I’ve only really dabbled in French pop, but Cléa Vincent instantly reminded me of one of my favorites: Isabelle Antena, who back in the 80s combined electronic dream pop and Brazilian bossa nova, which was best showcased on her album Camino Del Sol. Like Antena, Vincent makes songs that are elegant and refined (it might just be that she’s French and I’m a boorish American), but her focus is more on the dancefloor, with a sound somewhere between Antena’s and the mutant disco stylings of Lizzy Mercier Descloux.
Vincent funnels those older styles through a modern pop sensibility, using a lot of colorful sounds and instruments to craft catchy hooks. Her music is instantly very warm and inviting, but is also tinged with a bit of melancholy. It’s that “I’m sad, let’s dance” style of pop, like on “Château Perdu,” which starts as a downbeat piano ballad before turning into a joyous saxophone-driven dance floor freakout.

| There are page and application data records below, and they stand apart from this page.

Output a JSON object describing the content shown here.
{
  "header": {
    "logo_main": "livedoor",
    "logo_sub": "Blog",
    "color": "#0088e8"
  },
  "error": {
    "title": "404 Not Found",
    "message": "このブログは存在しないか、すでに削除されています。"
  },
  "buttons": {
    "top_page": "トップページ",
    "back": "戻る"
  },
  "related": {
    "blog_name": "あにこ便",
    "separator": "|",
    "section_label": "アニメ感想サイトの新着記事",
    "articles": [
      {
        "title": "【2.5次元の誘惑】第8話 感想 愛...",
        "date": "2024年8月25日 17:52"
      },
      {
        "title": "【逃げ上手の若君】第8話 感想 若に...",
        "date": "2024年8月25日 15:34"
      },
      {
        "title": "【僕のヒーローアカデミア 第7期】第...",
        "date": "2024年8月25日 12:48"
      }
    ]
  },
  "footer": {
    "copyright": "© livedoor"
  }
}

This is another album where I don’t understand any of the words, but they feel even less necessary here, since pop music almost never relies on its lyrics to be enjoyable. (There’s also some practical application: lyrics distract me when I’m working, so this album soundtracked a lot of my writing.) Instead, it’s easy to bask in Vincent’s sunny productions and her charm as a singer, which made Retiens Mon Désir one of the year’s most satisfying pop diversions.